people hike all sections at all times of the year... november its gettn cold here in Va u might see a dusting or somthing but no snow storms here in november usualy... aslong as you keep yourself drinking water i think you would have a enjoyable time in the south in the summer... it cant be that bad or noone would live there...

booney_1
05-18-2011, 10:33
I have hiked lot during the summers on the AT in NC. The mountains are cooler and humidity is down. We've always used tarps and have not had a problem with bugs or mosquitos. Remember that much of the trail is covered by trees or Rhododendron, so you have good shade. Water is only a problem if the area is in a drought (it's not now). Days are longer than in early spring, and it's very practical to hike earlier in the morning, and after dinner. The only downside is in GA and NC the typical summer weather pattern is for afternoon or even thunderstorms to blow through. Sometimes this happens every day.

Don't confuse the low land temperatures and humidity with the mountains. Asheville,NC is well known for florida retirees who winter in Florida, but come to the NC mountains in the summer for the nicer weather.

I would not hesitate to recommend hiking in this area in the summer...

Beachcomber
05-18-2011, 10:38
people hike all sections at all times of the year... november its gettn cold here in Va u might see a dusting or somthing but no snow storms here in november usualy... aslong as you keep yourself drinking water i think you would have a enjoyable time in the south in the summer... it cant be that bad or noone would live there...

Well, remember people were steadily leaving the South until air conditioning because pretty much universal. Otherwise, the great in-migration to the South from the '70s on wouldn't have happened. So while lots of us live here, we think long and hard about how we exert ourselves in the great outdoors in mid-summer. All that being said, the mountains are cooler, and if you have plenty of water and don't mind being drenched in sweat all the time, it's still possible to enjoy yourself.

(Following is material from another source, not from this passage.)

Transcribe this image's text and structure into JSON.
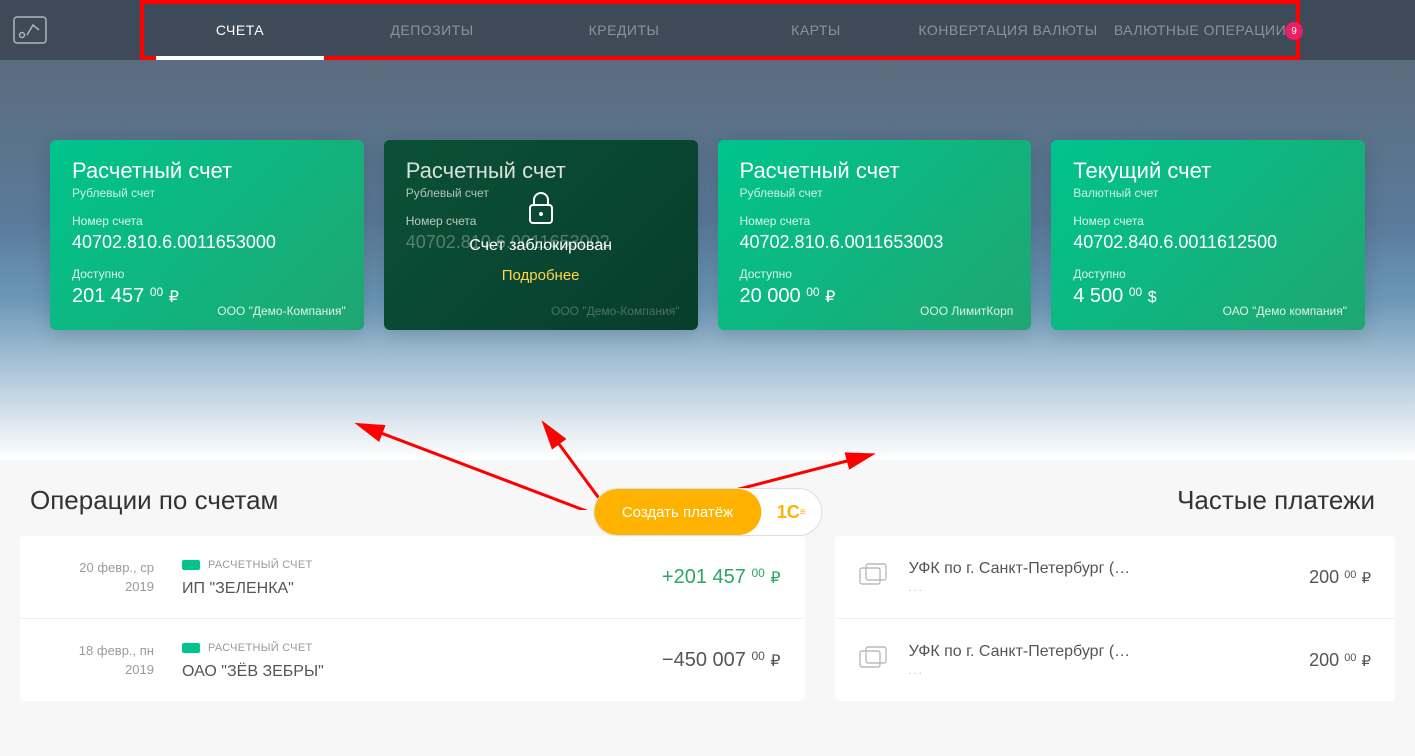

skooch
05-18-2011, 10:41
Has anyone mentioned cooler, less humid nights? Sleeping too hot is the only thing that bothers me in Florida. That's the reason we don't camp in the summer here. Oh yes and the blazing sun and lack of shade for most hiking trails. The southern AT has got to be better than that.